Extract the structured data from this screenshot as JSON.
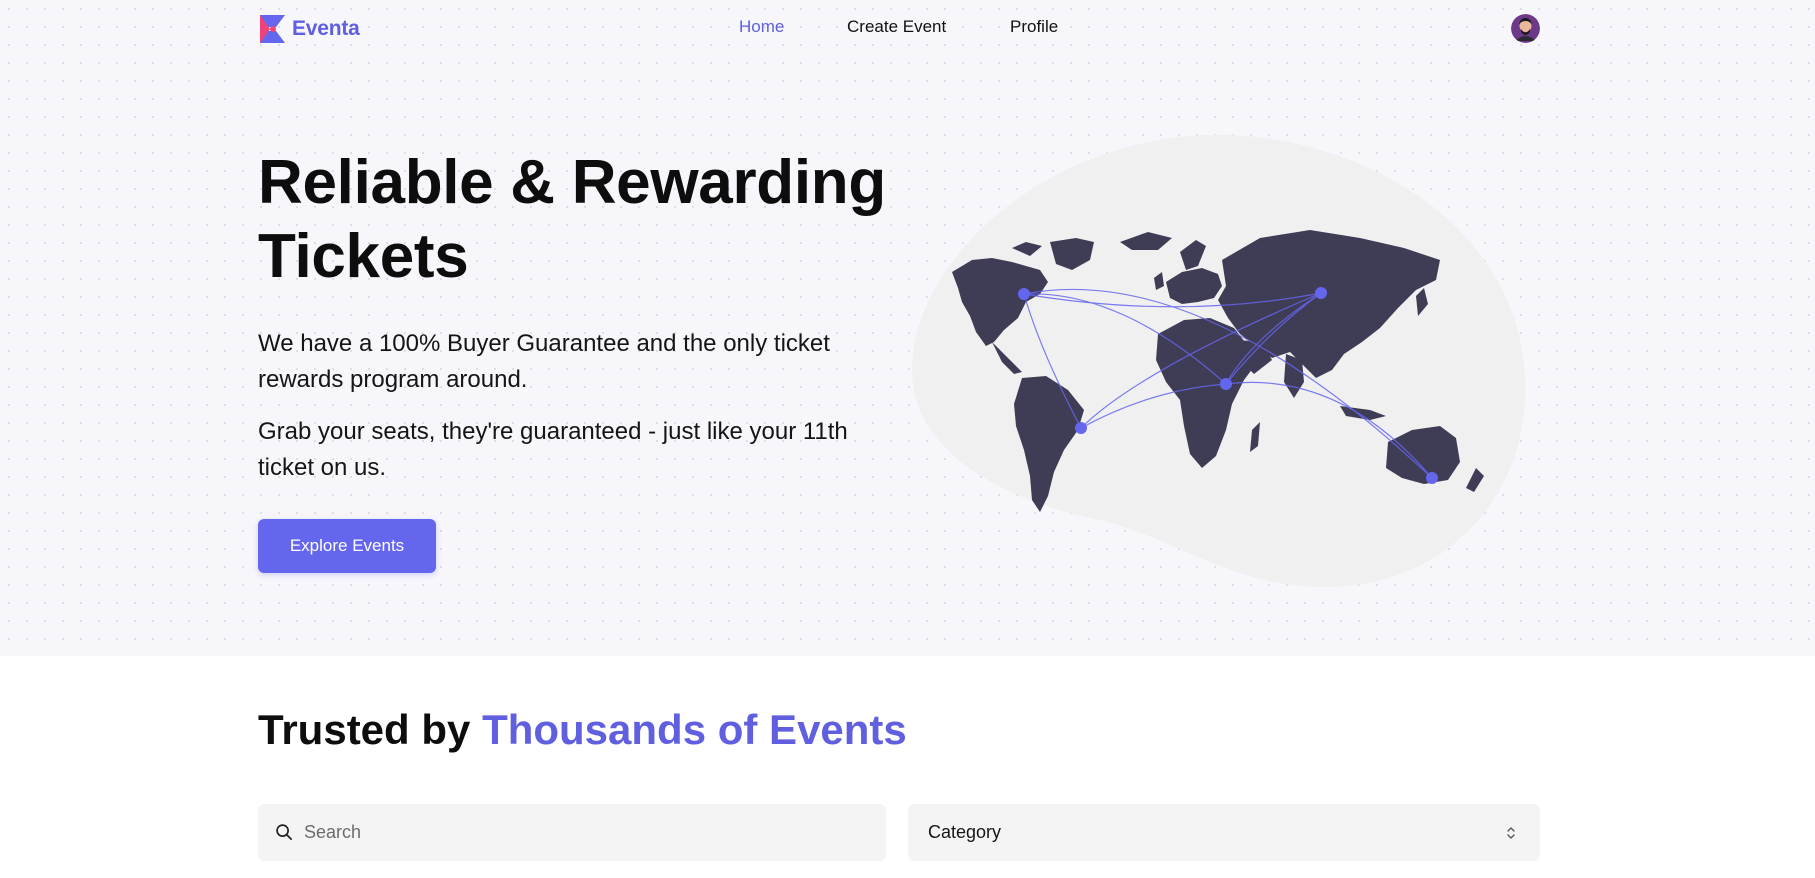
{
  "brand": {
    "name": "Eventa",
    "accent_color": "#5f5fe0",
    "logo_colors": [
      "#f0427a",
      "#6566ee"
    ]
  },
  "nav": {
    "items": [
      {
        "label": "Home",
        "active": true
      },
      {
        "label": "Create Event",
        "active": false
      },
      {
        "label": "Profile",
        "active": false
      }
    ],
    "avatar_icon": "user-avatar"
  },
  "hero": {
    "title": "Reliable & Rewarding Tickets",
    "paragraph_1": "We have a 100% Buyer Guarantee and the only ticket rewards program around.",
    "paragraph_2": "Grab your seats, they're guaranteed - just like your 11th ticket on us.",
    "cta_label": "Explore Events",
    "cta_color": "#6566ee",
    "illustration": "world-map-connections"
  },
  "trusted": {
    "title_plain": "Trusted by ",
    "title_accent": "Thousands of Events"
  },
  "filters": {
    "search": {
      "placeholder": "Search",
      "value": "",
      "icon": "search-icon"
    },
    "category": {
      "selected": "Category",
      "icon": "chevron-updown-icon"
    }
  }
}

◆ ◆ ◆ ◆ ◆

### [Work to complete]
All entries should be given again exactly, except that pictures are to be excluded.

### [Answer to this exercise]
Extract the structured data from this screenshot as JSON.
{
  "brand": {
    "name": "Eventa",
    "accent_color": "#5f5fe0",
    "logo_colors": [
      "#f0427a",
      "#6566ee"
    ]
  },
  "nav": {
    "items": [
      {
        "label": "Home",
        "active": true
      },
      {
        "label": "Create Event",
        "active": false
      },
      {
        "label": "Profile",
        "active": false
      }
    ],
    "avatar_icon": "user-avatar"
  },
  "hero": {
    "title": "Reliable & Rewarding Tickets",
    "paragraph_1": "We have a 100% Buyer Guarantee and the only ticket rewards program around.",
    "paragraph_2": "Grab your seats, they're guaranteed - just like your 11th ticket on us.",
    "cta_label": "Explore Events",
    "cta_color": "#6566ee",
    "illustration": "world-map-connections"
  },
  "trusted": {
    "title_plain": "Trusted by ",
    "title_accent": "Thousands of Events"
  },
  "filters": {
    "search": {
      "placeholder": "Search",
      "value": "",
      "icon": "search-icon"
    },
    "category": {
      "selected": "Category",
      "icon": "chevron-updown-icon"
    }
  }
}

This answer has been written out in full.